Proteas in Sri Lanka, day 8

 So much hard work expended into what would have been a record run-chase on one of the most difficult grounds in the world to chase a target, only for it to splutter and die at the critical stage. Hard to take for the players, and frustrating for supporters, too. But nobody should doubt the effort and commitment of the players.

As always in these contests, the main focus centres on those final overs when the game is drawing to its conclusion. But no team has ever chased that many runs in over 120 ODIs at the R.Premadhasa Stadium so why should we expect the Proteas to have done so?

More pertinent is the question of the bowling skills in the opening Power Play and especially in the final 10 overs which cost 90 runs. South Africa’s ‘death’ bowling has been consistently poor for the last 18 months. That was the problem last night. The run chase was one of the most positive and proactive team innings the national team has produced against a predominantly spin attack for a decade. At no point did they become timid and ‘stuck’. If they had been chasing 280, as they should have been, that batting performance would have resulted in a comfortable win. 

If South Africa do not earn any World Cup Super League points in this series, with prospect of away series against India and Australia to come, they could find themselves facing the very real possibility of the Qualifying Tournament in Zimbabwe in early 2023 in order to reach the main event. Many months ago I wrote about the Proteas facing Papua New Guinea, Namibia and Scotland in Harare just to get to the World Cup. Many people scoffed. Lose the next two games here in Colombo and perhaps they may see that nightmares, sometimes, come true. 

I instinctively visited the press box, two floors above the commentary boxes, shortly before the start of play to visit my old friends from many previous tours. It was empty and abandoned. The few members of the media who were granted accreditation were shoe-horned into a box at the other end of the ground so as not to compromise the ‘broadcast bubble.’ Still, it was good to work again with fellow commentator Roshan Abeysinghe whom I first met in 2000 during a Triangular Series in which the hosts thrashed South Africa in all three games. That team included  Jacques Kallis, Lance Klusener, Shaun Pollock, Andrew Hall and Nicky Boje. Five all rounders. Tonight’s included Andile Phehlukwayo. Where have the all rounders gone?
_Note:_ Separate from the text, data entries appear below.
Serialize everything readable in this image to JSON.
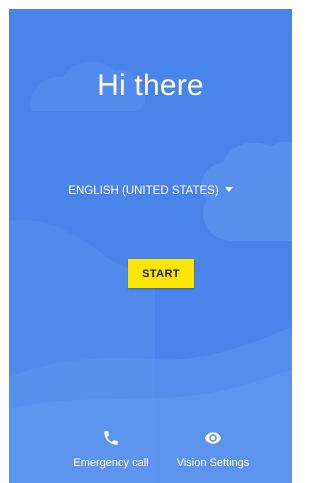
{
  "welcome": {
    "title": "Hi there",
    "language_selector": "ENGLISH (UNITED STATES)",
    "start_button": "START"
  },
  "bottom_actions": [
    {
      "label": "Emergency call",
      "icon": "phone-icon"
    },
    {
      "label": "Vision Settings",
      "icon": "eye-icon"
    }
  ],
  "colors": {
    "background": "#4a84e8",
    "cloud_light": "#5a92ee",
    "cloud_lighter": "#6aa0f1",
    "start_button": "#ffe600",
    "text": "#ffffff"
  }
}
Second game on Saturday - one day off between matches. The players will rest. The broadcasters, with all our bubble options, have a choice between doing very little and nothing. Think I’m aiming towards the former. Maybe a lengthy corridor walk.  

Leave a comment